Stop the boats but don’t stop humanity

By Hannah Tischer | 02 May 19
refugees are people
Loves Makes Way

I still remember the callous advertising campaign from 2014. You couldn’t turn on the TV without seeing the commander of Operation Sovereign Borders in his military uniform, patriotic as can be, threatening anyone arriving by boat, “You will not make Australia home”. The then prime minister, Tony Abbott, made his stance against people smugglers painfully clear and it’s worth mentioning that since his strict border policy came into effect, the boats have been stopped. But at what cost?

People may no longer be drowning at sea but they are still dying under our care. And wasn’t the whole point of stopping the boats to save innocent lives? We’ve just swapped illegal boats for illegal detention. Same problem, different name.

The facilities we use for asylum seekers and refugees have long caused international contention, but none so much as the Manus Island detention centre. When the Supreme Court of Papua New Guinea ruled it as illegal in 2016, all 800 men still had to go somewhere, and since Australia and New Zealand were very clearly off the cards, and the line for the US wasn’t moving at all, the long-awaited solution was to build another under-staffed, under-stocked, unsafe and medically unequipped prison but call it East Lorengau Transit Centre instead. Same problem, different name.

The Australian Medical Association (AMA) called our refugee situation an urgent humanitarian crisis. The once rare cases of self-harm, starvation, depression, and suicide in offshore processing facilities have become worryingly common and the Australian public needs to hear about it. For years, doctors who worked at both Nauru and Manus had been asking to end the silence but the government wanted to keep all medical treatments as far away from Australia as the refugees themselves.

Fortunately, last year we saw the power of the people in action with the #KidsoffNauru campaign. The success of this campaign brought the number of children in detention from 119 to zero, shed a much needed light on conditions in detention centres, and also became the catalyst for Kerryn Phelp’s medevac bill.

Phelps, the Independent MP and former president of the AMA, was a vital player in the #KidsoffNauru campaign and a fierce advocate for refugee rights. The logic behind her medevac bill is simple: doctors should be making the decisions about medical transfers for refugees in offshore processing, not politicians. With the support of Labor, the Greens, and Independents, her bill was recently passed, much to the Coalition’s dismay.

The government’s campaign is relying on scaring voters rather than educating them, but stay focused on the facts and the Australia you want the world to see. Because the world is watching.

Current Prime Minister, Scott Morrison, along with Home Affairs Minister, Peter Dutton, believe this small act of human kindness will spur people smugglers into action again and bring the boats back. As a result (and a reaction to a great political loss) they are upping all border security measures and assessing every transferee’s security threat to Australia with meticulous precision.

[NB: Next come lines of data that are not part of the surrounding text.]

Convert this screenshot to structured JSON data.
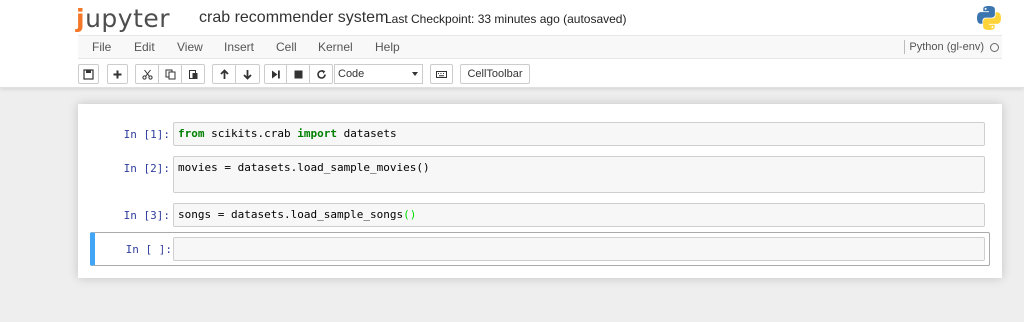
{
  "app": {
    "logo_text": "jupyter",
    "notebook_name": "crab recommender system",
    "checkpoint_text": "Last Checkpoint: 33 minutes ago (autosaved)"
  },
  "menubar": {
    "items": [
      "File",
      "Edit",
      "View",
      "Insert",
      "Cell",
      "Kernel",
      "Help"
    ],
    "kernel_name": "Python (gl-env)"
  },
  "toolbar": {
    "cell_type_selected": "Code",
    "celltoolbar_label": "CellToolbar",
    "icons": [
      "save-icon",
      "plus-icon",
      "cut-icon",
      "copy-icon",
      "paste-icon",
      "arrow-up-icon",
      "arrow-down-icon",
      "step-forward-icon",
      "stop-icon",
      "refresh-icon",
      "keyboard-icon"
    ]
  },
  "cells": [
    {
      "prompt": "In [1]:",
      "code_parts": [
        {
          "t": "from",
          "c": "kw"
        },
        {
          "t": " scikits.crab ",
          "c": ""
        },
        {
          "t": "import",
          "c": "kw"
        },
        {
          "t": " datasets",
          "c": ""
        }
      ]
    },
    {
      "prompt": "In [2]:",
      "code_parts": [
        {
          "t": "movies = datasets.load_sample_movies()",
          "c": ""
        }
      ]
    },
    {
      "prompt": "In [3]:",
      "code_parts": [
        {
          "t": "songs = datasets.load_sample_songs",
          "c": ""
        },
        {
          "t": "()",
          "c": "paren-hl"
        }
      ]
    },
    {
      "prompt": "In [ ]:",
      "code_parts": []
    }
  ],
  "colors": {
    "accent_orange": "#f37726",
    "selected_border": "#42a5f5",
    "prompt_blue": "#303f9f",
    "keyword_green": "#008000"
  }
}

Furthermore, Morrison is reopening the Christmas Island detention centre in order to facilitate what he anticipates will be an overwhelming number of transfers. Dutton is adding fuel to the fire by saying these transfers will “displace” Australian citizens from their own medical treatment.

The concerns could be genuine, but the immediate fear is unnecessary. The process hasn’t even begun yet and we’re already being told how catastrophically it will end. If there’s one thing I hoped that Brexit and Trump would’ve taught us, it’s that fear doesn’t lead to better outcomes, but it’s a scare tactic the government continues to use to win votes.

No-one wants the boats back. No-one wants people dying at sea or children washing up on the shore. But we also don’t want to see them stuck in cages, suffering, losing hope, and still dying. It’s the same problem. It’s always been the same problem. And the government can continue to pat themselves on the back about how they stopped the boats but that doesn’t mean their hands are clean.

The government’s campaign is relying on scaring voters rather than educating them, but stay focused on the facts and the Australia you want the world to see. Because the world is watching.

It’s time we stop repeating history and approach our national issues with humanity and respect instead of fear and bigotry. Make your vote count.